But we remind ourselves that it’s necessary and perhaps even virtuous to earn the money that our work produces. We have families to feed, bodies to clothe, electronic gadgets to purchase. Our determination freshly resolved, we rededicate ourselves to the pursuit of money and all the wonderful things it can get us.

In our idle moments, we let ourselves daydream. . . . → Read More: Why It’s Important to Earn Lots of Money

Hooray for Labor

Clifford Styll's workers

To most of us, today’s holiday means a long weekend, an extra day off from the office — which, for those who dislike their job, is reason enough to celebrate. The occasion is solemn enough that banks, financial markets, and government offices remain closed. Amid the backyard barbecues and furniture discount sales the essential purpose of Labor Day is lost. Who or what do we honor with this national observance?

“All who are employed,” we think, is a misleading answer. We honor all who labor.

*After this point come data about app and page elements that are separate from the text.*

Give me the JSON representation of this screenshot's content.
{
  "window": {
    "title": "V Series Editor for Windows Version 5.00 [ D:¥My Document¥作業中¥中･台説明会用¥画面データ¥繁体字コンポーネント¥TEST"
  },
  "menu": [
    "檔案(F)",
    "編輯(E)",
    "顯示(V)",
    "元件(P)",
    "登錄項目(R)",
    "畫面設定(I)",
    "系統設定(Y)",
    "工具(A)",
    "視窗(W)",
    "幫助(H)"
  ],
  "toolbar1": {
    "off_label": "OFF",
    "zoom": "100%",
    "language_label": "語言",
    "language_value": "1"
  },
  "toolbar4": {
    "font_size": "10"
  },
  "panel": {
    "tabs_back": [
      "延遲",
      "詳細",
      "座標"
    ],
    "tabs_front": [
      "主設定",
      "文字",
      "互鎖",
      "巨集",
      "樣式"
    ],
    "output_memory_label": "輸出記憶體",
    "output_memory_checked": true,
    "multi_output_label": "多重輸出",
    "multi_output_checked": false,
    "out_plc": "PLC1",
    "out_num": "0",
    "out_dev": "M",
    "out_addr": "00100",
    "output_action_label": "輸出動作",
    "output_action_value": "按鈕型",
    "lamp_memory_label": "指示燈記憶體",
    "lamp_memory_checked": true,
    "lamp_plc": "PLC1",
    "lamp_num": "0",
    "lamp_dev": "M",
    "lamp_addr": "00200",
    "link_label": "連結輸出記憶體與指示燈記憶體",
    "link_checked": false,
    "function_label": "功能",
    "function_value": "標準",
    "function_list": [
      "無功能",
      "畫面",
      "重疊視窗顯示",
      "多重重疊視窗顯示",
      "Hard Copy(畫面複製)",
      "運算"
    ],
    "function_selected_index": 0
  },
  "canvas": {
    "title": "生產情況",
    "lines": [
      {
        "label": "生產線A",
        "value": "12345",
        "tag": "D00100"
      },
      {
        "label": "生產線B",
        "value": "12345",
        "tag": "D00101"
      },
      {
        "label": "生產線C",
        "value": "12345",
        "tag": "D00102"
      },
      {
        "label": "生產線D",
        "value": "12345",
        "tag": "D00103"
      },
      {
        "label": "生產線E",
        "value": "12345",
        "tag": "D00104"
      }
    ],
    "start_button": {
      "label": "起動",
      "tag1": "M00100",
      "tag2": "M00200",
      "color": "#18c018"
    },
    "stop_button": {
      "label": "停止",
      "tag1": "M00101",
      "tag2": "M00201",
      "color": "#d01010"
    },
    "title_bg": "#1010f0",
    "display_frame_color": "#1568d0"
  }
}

Only people who have never really worked — people who have never washed dishes, dug trenches, hauled trash — can misunderstand the distinction between working and laboring. Laborers do the jobs that nobody would freely choose if offered an alternative, and they do it for far less money than seems fair. Consider this: You would probably be willing to be a movie . . . → Read More: Hooray for Labor